[Stored dataset items]

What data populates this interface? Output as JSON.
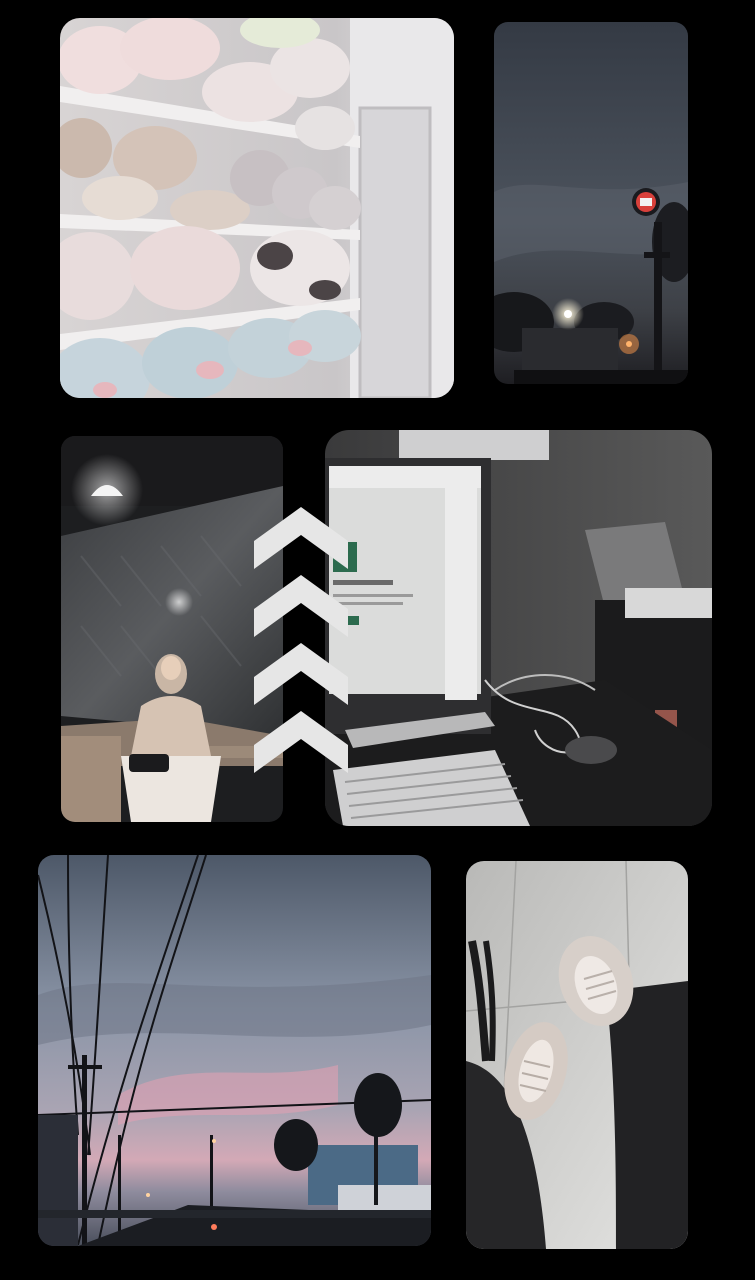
{
  "story": {
    "photos": [
      {
        "id": "plush-toys-shelf"
      },
      {
        "id": "evening-sky-sign"
      },
      {
        "id": "woman-on-bench"
      },
      {
        "id": "computer-monitor"
      },
      {
        "id": "street-sunset"
      },
      {
        "id": "sneakers-floor"
      }
    ],
    "overlay": {
      "chevron_count": 4,
      "direction": "up",
      "color": "#e6e6e6"
    },
    "colors": {
      "background": "#000000"
    }
  }
}
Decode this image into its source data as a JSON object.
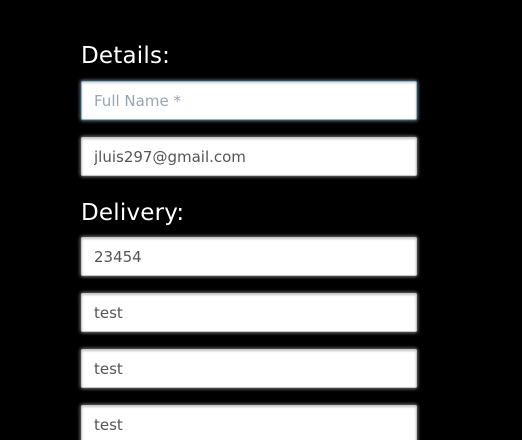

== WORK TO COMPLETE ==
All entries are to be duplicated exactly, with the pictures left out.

== FINAL ANSWER ==
What data populates this interface? Output as JSON.
{
  "story": {
    "photos": [
      {
        "id": "plush-toys-shelf"
      },
      {
        "id": "evening-sky-sign"
      },
      {
        "id": "woman-on-bench"
      },
      {
        "id": "computer-monitor"
      },
      {
        "id": "street-sunset"
      },
      {
        "id": "sneakers-floor"
      }
    ],
    "overlay": {
      "chevron_count": 4,
      "direction": "up",
      "color": "#e6e6e6"
    },
    "colors": {
      "background": "#000000"
    }
  }
}
Decode this image into its source data as a JSON object.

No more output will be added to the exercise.